Germany and France have agreed to "open a new chapter" in European Union relations, after Chancellor Angela Merkel and French President Emmanuel Macron met to finalize plans for sweeping reforms of the 19-member eurozone, including a new parallel budget.
Tuesday's talks at Meseberg castle outside Berlin have a lot riding on them: Merkel's political survival rests on her finding a European solution to prevent another influx of migrants to Germany, while both leaders have staked their reputation on further reworking the eurozone.
Read more: Merkel and Macron mold plans for EU reform
What the two leaders agreed
Budget details to be hammered out
"We are working to make sure that the eurozone budget will be used to strengthen investment, also with the aim of strengthening convergence within the eurozone," Merkel said.
Macron added that the budget will be a "real budget with annual revenues and spending."
Regarding migration, Merkel said it was vital that EU states are "not just working for ourselves but in the spirit of Europe."
In reference to wider reforms to EU foreign policy and defense, Merkel said: "We want Europe to find its place in a multilateral world." The German chancellor said the EU needed to react more speedily to world events and "we won't always wait for absolute consensus."
Moment of truth: Tuesday's talks were seen as vital for ensuring the European project moves ahead after a decade of crisis, division and instability. France said ahead of the talks that if Merkel and Macron didn't agree on strengthening the eurozone and dealing with migration, the bloc was likely to return to turbulent times.
Macron gets his way: Self-proclaimed europhile, Macron, who has vowed to reform the bloc, had previously been pushing for the creation of a parallel budget for the eurozone. But he may not achieve the several hundred billion euro allocation that he had hoped for.
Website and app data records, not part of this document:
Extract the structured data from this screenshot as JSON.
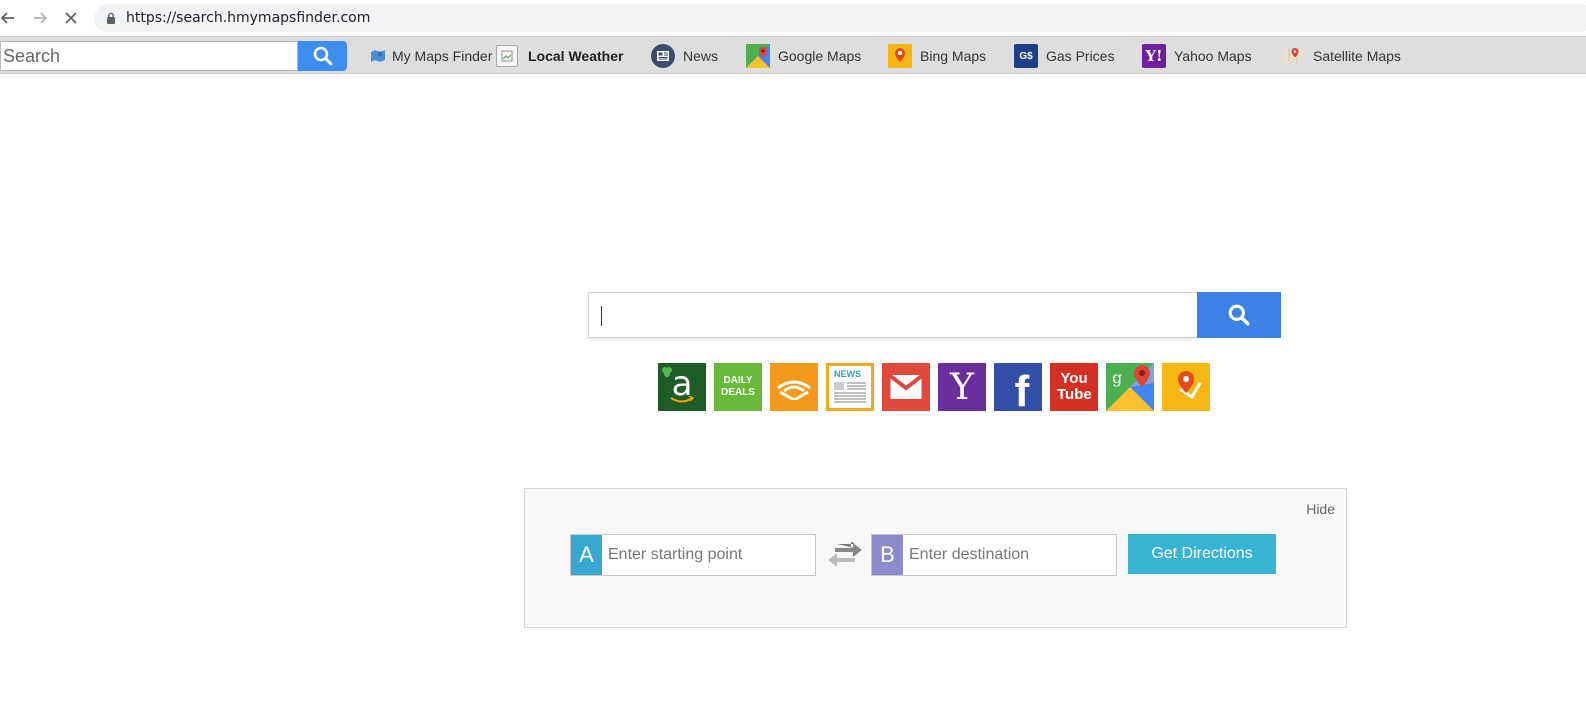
{
  "browser": {
    "url": "https://search.hmymapsfinder.com"
  },
  "toolbar": {
    "search_placeholder": "Search",
    "links": [
      {
        "label": "My Maps Finder",
        "icon": "maps-finder-icon"
      },
      {
        "label": "Local Weather",
        "icon": "broken-image-icon"
      },
      {
        "label": "News",
        "icon": "news-icon"
      },
      {
        "label": "Google Maps",
        "icon": "google-maps-icon"
      },
      {
        "label": "Bing Maps",
        "icon": "bing-maps-icon"
      },
      {
        "label": "Gas Prices",
        "icon": "gas-prices-icon"
      },
      {
        "label": "Yahoo Maps",
        "icon": "yahoo-maps-icon"
      },
      {
        "label": "Satellite Maps",
        "icon": "satellite-maps-icon"
      }
    ]
  },
  "main_search": {
    "value": ""
  },
  "tiles": [
    {
      "name": "amazon",
      "label": "a",
      "color": "#1f5d28"
    },
    {
      "name": "daily-deals",
      "label": "DAILY DEALS",
      "color": "#69b93a"
    },
    {
      "name": "audible",
      "label": "",
      "color": "#f39a1d"
    },
    {
      "name": "news",
      "label": "NEWS",
      "color": "#f5a623"
    },
    {
      "name": "gmail",
      "label": "",
      "color": "#e04a3c"
    },
    {
      "name": "yahoo",
      "label": "Y",
      "color": "#6b2e9c"
    },
    {
      "name": "facebook",
      "label": "f",
      "color": "#3350a8"
    },
    {
      "name": "youtube",
      "label": "You Tube",
      "color": "#d32f22"
    },
    {
      "name": "google-maps",
      "label": "g",
      "color": "#4caf50"
    },
    {
      "name": "bing-maps",
      "label": "",
      "color": "#f7b712"
    }
  ],
  "directions": {
    "hide_label": "Hide",
    "start_badge": "A",
    "start_placeholder": "Enter starting point",
    "dest_badge": "B",
    "dest_placeholder": "Enter destination",
    "button_label": "Get Directions",
    "start_color": "#37a9d0",
    "dest_color": "#8c8ccc"
  }
}
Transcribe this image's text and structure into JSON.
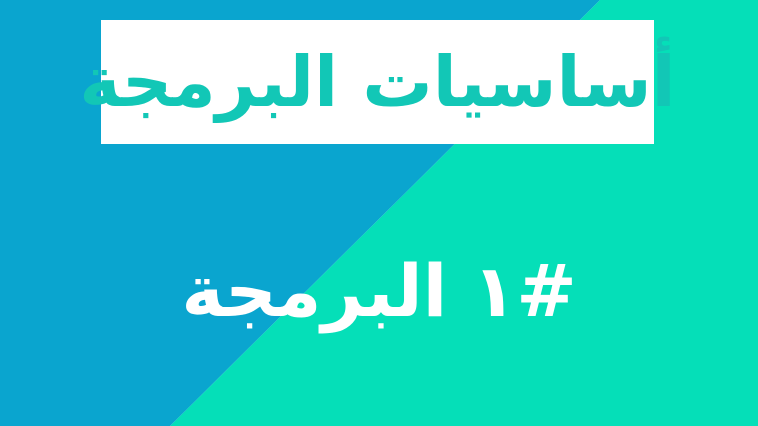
{
  "title": "أساسيات البرمجة",
  "subtitle": "#١ البرمجة",
  "colors": {
    "blue": "#0aa5cf",
    "teal": "#05dfb8",
    "title_text": "#12c7b6",
    "subtitle_text": "#ffffff",
    "title_box": "#ffffff"
  }
}
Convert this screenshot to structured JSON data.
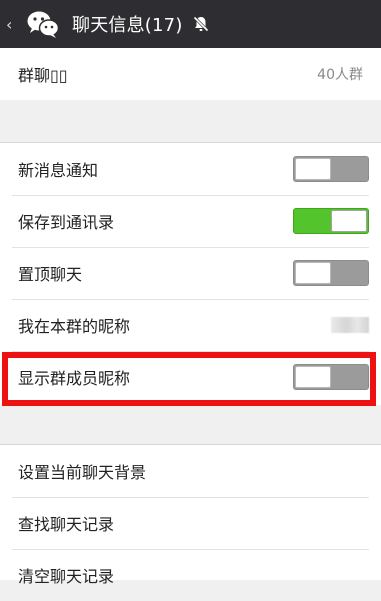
{
  "topbar": {
    "back_icon": "chevron-left-icon",
    "app_icon": "wechat-icon",
    "title": "聊天信息(17)",
    "mute_icon": "bell-muted-icon"
  },
  "group": {
    "name_label": "群聊▯▯",
    "name_value": "40人群"
  },
  "settings": [
    {
      "label": "新消息通知",
      "toggle": "off"
    },
    {
      "label": "保存到通讯录",
      "toggle": "on"
    },
    {
      "label": "置顶聊天",
      "toggle": "off"
    },
    {
      "label": "我在本群的昵称",
      "value_redacted": true
    },
    {
      "label": "显示群成员昵称",
      "toggle": "off",
      "highlighted": true
    }
  ],
  "chat_actions": [
    {
      "label": "设置当前聊天背景"
    },
    {
      "label": "查找聊天记录"
    },
    {
      "label": "清空聊天记录"
    }
  ],
  "colors": {
    "topbar": "#2e2e32",
    "toggle_on": "#54c42c",
    "toggle_off": "#9a9b9a",
    "highlight": "#ee1111"
  }
}
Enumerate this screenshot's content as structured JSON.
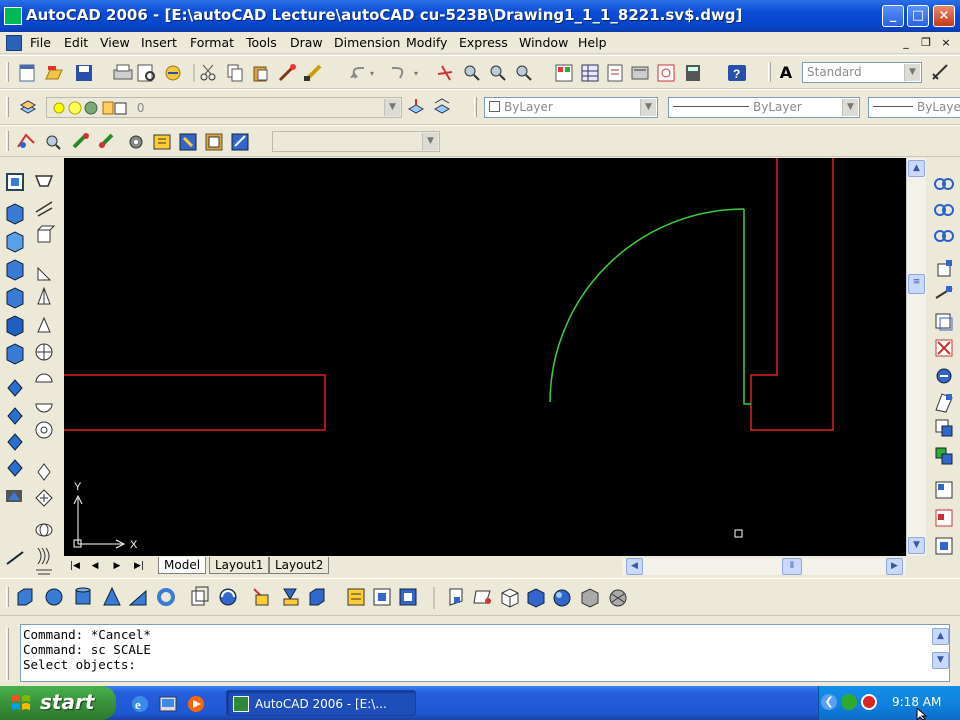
{
  "window": {
    "title": "AutoCAD 2006 - [E:\\autoCAD Lecture\\autoCAD cu-523B\\Drawing1_1_1_8221.sv$.dwg]",
    "minimize": "_",
    "maximize": "□",
    "close": "×"
  },
  "menu": {
    "items": [
      "File",
      "Edit",
      "View",
      "Insert",
      "Format",
      "Tools",
      "Draw",
      "Dimension",
      "Modify",
      "Express",
      "Window",
      "Help"
    ],
    "mdi_minimize": "_",
    "mdi_restore": "❐",
    "mdi_close": "×"
  },
  "toolbars": {
    "text_style": "Standard",
    "layer_name": "0",
    "color": "ByLayer",
    "linetype": "ByLayer",
    "lineweight": "ByLaye"
  },
  "colors": {
    "canvas": "#000000",
    "red_geometry": "#e02020",
    "green_geometry": "#3ccf3c"
  },
  "canvas": {
    "ucs_x_label": "X",
    "ucs_y_label": "Y"
  },
  "layout_tabs": {
    "items": [
      "Model",
      "Layout1",
      "Layout2"
    ],
    "active": "Model"
  },
  "command": {
    "lines": [
      "Command: *Cancel*",
      "Command: sc SCALE",
      "Select objects:"
    ]
  },
  "taskbar": {
    "start_label": "start",
    "app_button": "AutoCAD 2006 - [E:\\...",
    "clock": "9:18 AM"
  }
}
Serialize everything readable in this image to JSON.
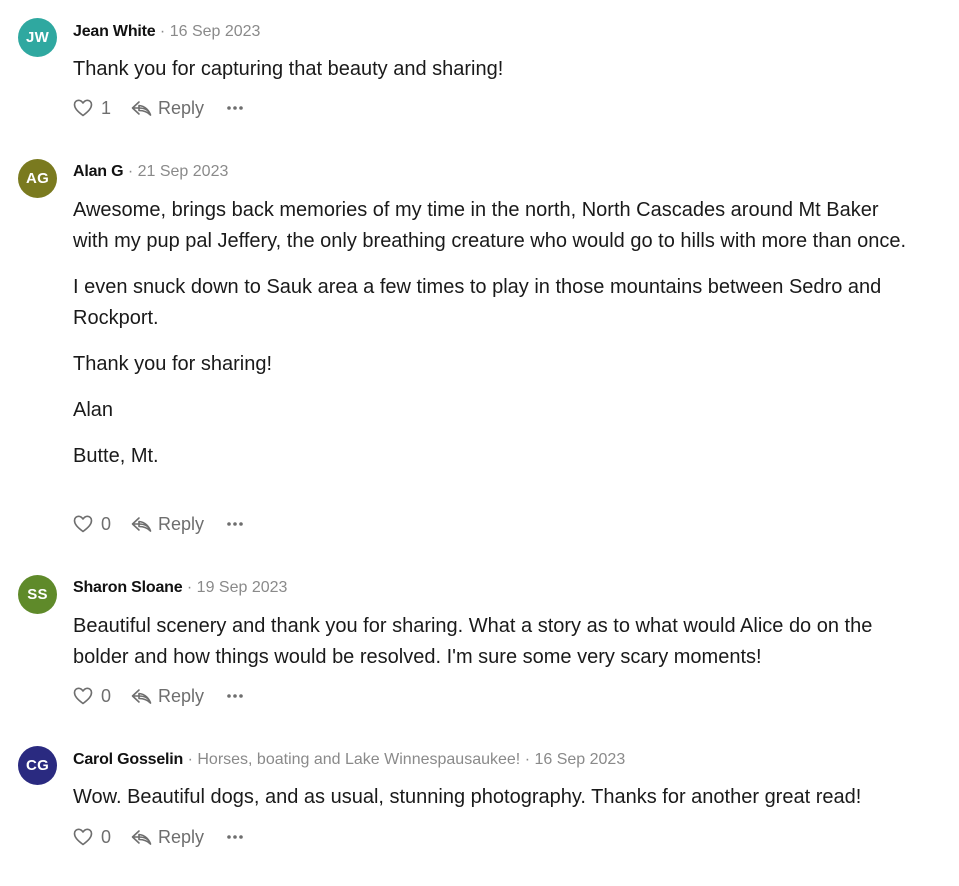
{
  "comments": [
    {
      "initials": "JW",
      "avatar_color": "#2fa8a0",
      "author": "Jean White",
      "tagline": "",
      "date": "16 Sep 2023",
      "paragraphs": [
        "Thank you for capturing that beauty and sharing!"
      ],
      "likes": "1",
      "reply_label": "Reply"
    },
    {
      "initials": "AG",
      "avatar_color": "#7a7a1f",
      "author": "Alan G",
      "tagline": "",
      "date": "21 Sep 2023",
      "paragraphs": [
        "Awesome,  brings back memories of my time in the north, North Cascades around Mt Baker with my pup pal Jeffery, the only breathing creature who would go to hills with more than once.",
        "I even snuck down to Sauk area a few times to play in those mountains between Sedro and Rockport.",
        "Thank you for sharing!",
        "Alan",
        "Butte, Mt."
      ],
      "likes": "0",
      "reply_label": "Reply"
    },
    {
      "initials": "SS",
      "avatar_color": "#5f8a2a",
      "author": "Sharon Sloane",
      "tagline": "",
      "date": "19 Sep 2023",
      "paragraphs": [
        "Beautiful scenery and thank you for sharing. What a story as to what would Alice do on the bolder and how things would be resolved. I'm sure some very scary moments!"
      ],
      "likes": "0",
      "reply_label": "Reply"
    },
    {
      "initials": "CG",
      "avatar_color": "#2a2a80",
      "author": "Carol Gosselin",
      "tagline": "Horses, boating and Lake Winnespausaukee!",
      "date": "16 Sep 2023",
      "paragraphs": [
        "Wow. Beautiful dogs, and as usual, stunning photography. Thanks for another great read!"
      ],
      "likes": "0",
      "reply_label": "Reply"
    }
  ],
  "icons": {
    "like": "heart-icon",
    "reply": "reply-arrow-icon",
    "more": "more-dots-icon"
  },
  "separator": "·"
}
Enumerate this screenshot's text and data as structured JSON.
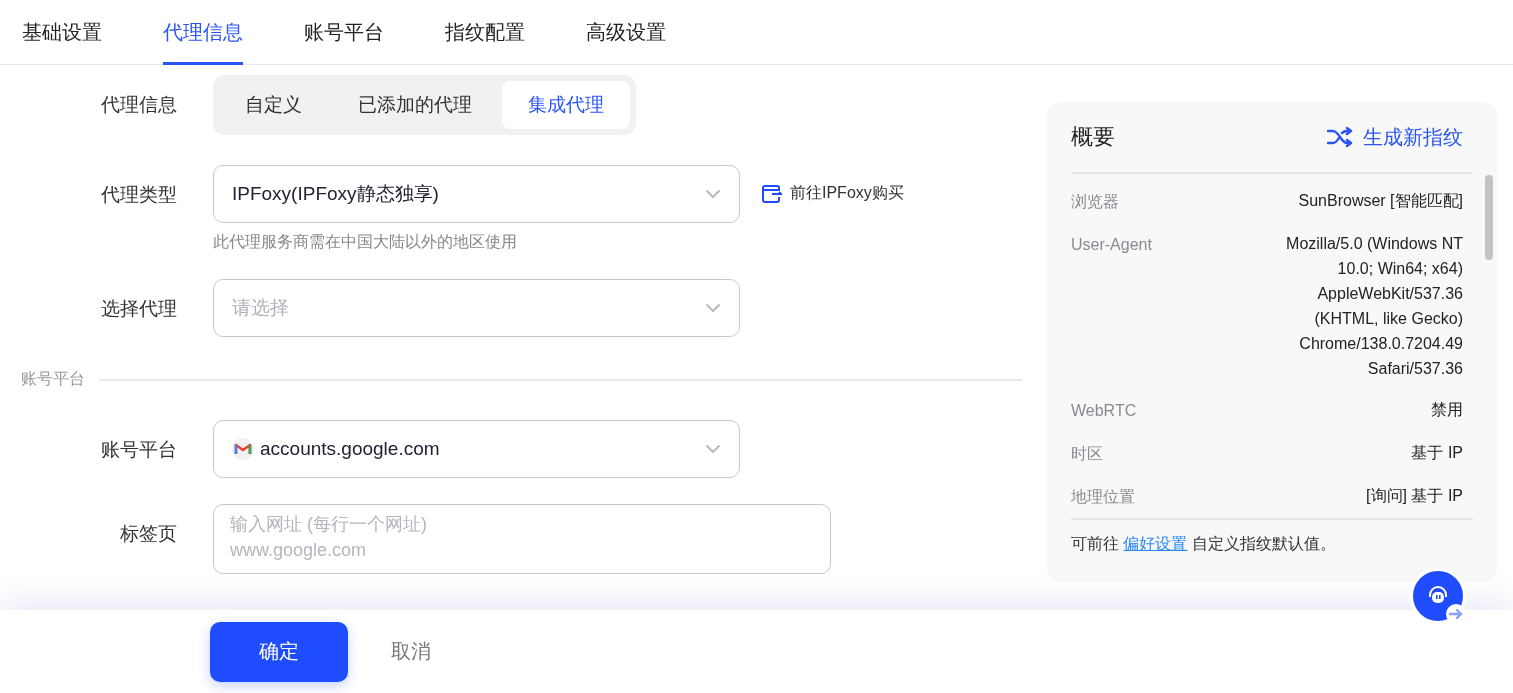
{
  "tabs": [
    {
      "label": "基础设置",
      "selected": false
    },
    {
      "label": "代理信息",
      "selected": true
    },
    {
      "label": "账号平台",
      "selected": false
    },
    {
      "label": "指纹配置",
      "selected": false
    },
    {
      "label": "高级设置",
      "selected": false
    }
  ],
  "proxy_mode": {
    "label": "代理信息",
    "options": [
      {
        "label": "自定义",
        "selected": false
      },
      {
        "label": "已添加的代理",
        "selected": false
      },
      {
        "label": "集成代理",
        "selected": true
      }
    ]
  },
  "proxy_type": {
    "label": "代理类型",
    "value": "IPFoxy(IPFoxy静态独享)",
    "link": "前往IPFoxy购买",
    "hint": "此代理服务商需在中国大陆以外的地区使用"
  },
  "proxy_select": {
    "label": "选择代理",
    "placeholder": "请选择"
  },
  "section_title": "账号平台",
  "platform": {
    "label": "账号平台",
    "value": "accounts.google.com"
  },
  "tab_urls": {
    "label": "标签页",
    "placeholder": "输入网址 (每行一个网址)\nwww.google.com"
  },
  "overview": {
    "title": "概要",
    "action": "生成新指纹",
    "rows": [
      {
        "label": "浏览器",
        "value": "SunBrowser [智能匹配]"
      },
      {
        "label": "User-Agent",
        "value": "Mozilla/5.0 (Windows NT 10.0; Win64; x64) AppleWebKit/537.36 (KHTML, like Gecko) Chrome/138.0.7204.49 Safari/537.36"
      },
      {
        "label": "WebRTC",
        "value": "禁用"
      },
      {
        "label": "时区",
        "value": "基于 IP"
      },
      {
        "label": "地理位置",
        "value": "[询问] 基于 IP"
      }
    ],
    "note_before": "可前往",
    "note_link": "偏好设置",
    "note_after": "自定义指纹默认值。"
  },
  "buttons": {
    "confirm": "确定",
    "cancel": "取消"
  }
}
Much-needed reforms: Although Europe's economy has picked up steam, and there is no immediate sign of financial stress, many analysts maintain that reforms are needed to protect the single currency.
What happens next?
The reforms will be discussed at a summit of EU leaders on June 28-29.